Business Analysts Bridge the Business Gap
By Charlie Orosz
Adramatic change is taking place in the way businesses operate, and the business analyst is leading the charge.
The business analyst (or business process analyst) is the vital link between business executives and IT staff, translating business goals into IT requirements and communicating the requirements to IT. That's no small matter. According to research firm Meta Group, "Poor requirements gathering, analysis and management are directly responsible for 70 to 80 percent of project failures."
Until recently, IT requirements typically originated in the IT department. In some companies they still do. When IT is not given clearly defined business expectations, not surprisingly it develops solutions that fail to meet expectations. By improving communication between business stakeholders and developers in IT, the business analyst reduces costs and delays.

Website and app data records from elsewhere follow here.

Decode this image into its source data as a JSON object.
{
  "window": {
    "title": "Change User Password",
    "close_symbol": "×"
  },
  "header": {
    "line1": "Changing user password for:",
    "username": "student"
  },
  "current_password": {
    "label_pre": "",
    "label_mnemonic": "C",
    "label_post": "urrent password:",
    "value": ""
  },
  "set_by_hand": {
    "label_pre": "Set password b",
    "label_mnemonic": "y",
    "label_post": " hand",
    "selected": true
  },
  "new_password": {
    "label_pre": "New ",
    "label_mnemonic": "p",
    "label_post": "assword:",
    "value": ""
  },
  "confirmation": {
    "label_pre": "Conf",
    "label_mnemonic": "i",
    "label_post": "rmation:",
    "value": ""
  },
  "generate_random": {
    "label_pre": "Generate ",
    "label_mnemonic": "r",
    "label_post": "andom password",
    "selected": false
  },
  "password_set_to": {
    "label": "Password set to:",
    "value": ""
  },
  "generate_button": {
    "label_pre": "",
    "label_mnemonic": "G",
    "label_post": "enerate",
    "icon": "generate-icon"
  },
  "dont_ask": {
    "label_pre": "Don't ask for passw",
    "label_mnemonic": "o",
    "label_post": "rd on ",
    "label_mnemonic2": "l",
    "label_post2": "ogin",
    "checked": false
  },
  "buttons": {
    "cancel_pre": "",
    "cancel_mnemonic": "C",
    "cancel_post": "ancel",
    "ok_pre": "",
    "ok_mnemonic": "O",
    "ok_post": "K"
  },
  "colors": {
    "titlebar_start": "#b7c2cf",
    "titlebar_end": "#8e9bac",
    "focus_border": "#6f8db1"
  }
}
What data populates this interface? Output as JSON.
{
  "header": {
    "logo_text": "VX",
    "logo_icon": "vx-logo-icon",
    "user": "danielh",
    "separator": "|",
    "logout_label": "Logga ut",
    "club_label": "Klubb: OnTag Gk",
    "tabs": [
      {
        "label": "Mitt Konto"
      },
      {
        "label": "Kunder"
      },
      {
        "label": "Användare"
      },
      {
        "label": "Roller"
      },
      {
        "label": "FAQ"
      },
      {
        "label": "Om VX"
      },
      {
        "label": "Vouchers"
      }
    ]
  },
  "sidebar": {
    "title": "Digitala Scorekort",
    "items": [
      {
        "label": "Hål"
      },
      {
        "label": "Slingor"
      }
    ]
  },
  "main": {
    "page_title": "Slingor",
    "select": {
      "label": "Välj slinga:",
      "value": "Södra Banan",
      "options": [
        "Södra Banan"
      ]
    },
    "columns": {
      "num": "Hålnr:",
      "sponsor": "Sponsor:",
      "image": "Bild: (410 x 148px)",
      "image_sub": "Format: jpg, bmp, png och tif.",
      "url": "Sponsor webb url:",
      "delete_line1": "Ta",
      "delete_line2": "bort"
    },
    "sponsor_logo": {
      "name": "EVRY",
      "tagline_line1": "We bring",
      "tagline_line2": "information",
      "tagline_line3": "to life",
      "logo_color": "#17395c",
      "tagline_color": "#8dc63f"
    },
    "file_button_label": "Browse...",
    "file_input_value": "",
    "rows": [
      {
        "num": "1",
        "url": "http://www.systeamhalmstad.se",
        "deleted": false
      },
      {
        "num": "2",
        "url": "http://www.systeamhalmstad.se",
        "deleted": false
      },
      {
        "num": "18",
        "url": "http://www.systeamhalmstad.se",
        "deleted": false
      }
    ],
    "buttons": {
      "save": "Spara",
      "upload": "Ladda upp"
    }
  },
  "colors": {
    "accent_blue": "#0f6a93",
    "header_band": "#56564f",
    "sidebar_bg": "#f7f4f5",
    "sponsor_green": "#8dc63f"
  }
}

Given the benefits they provide, it's no wonder that demand for business process analysts — and business analyst training — is growing. That's just one reason the position is ideal for experienced IT staff who want to retrain. Business analysts are in a position that cannot be outsourced, and they have skills that are transferable to almost any industry. Programmers seeking to expand their roles, quality assurance professionals and IT project managers are among those who often make ideal business analysts.
Is business analyst training right for you? A more in-depth look at what's involved can help you decide.
Define project scope:
The starting point for any business analyst is to define a project's purpose and goals. The business analyst must first document a project's scope, identifying all people or departments involved and any external and system resources needed.
The analyst typically uses many different techniques for gathering information, including a review of existing documentation, interviews, online research, surveys, questionnaires and personal observations. The business analyst must have advanced interviewing skills, including the ability to dig deep with follow-up questions, interview people with different points of view and draw conclusions. Vague business objectives result in vague requirements, which can doom a project.
How requirements are documented and formatted is as important as how they are defined. The business analyst must be able to communicate fluently in two languages — business language and technical language. The analyst typically uses Unified Modeling Language (UML) — the current industry object-orientation standard — to prepare requirements and diagrams.
The business analyst must thoroughly understand business objectives and software functionality to ensure that the identified solution is fully aligned with the needs of the business. The analyst should work directly with the internal team if it has the capabilities to develop the right solution or play a key role in identifying and choosing the right vendor. The business process analyst should also be able to weigh solution costs against expected benefits and build support for implementation.
Assess the solution:
Even after the solution is developed, the business process analyst remains involved, reviewing designs to ensure that they will satisfy requirements. The analyst typically uses structured verification and validation techniques, and use-case scenario testing to ensure results.
Because they bridge the gap between IT managers and business executives, business analysts should remain in constant demand, even when the high-tech job market is soft and jobs are being outsourced.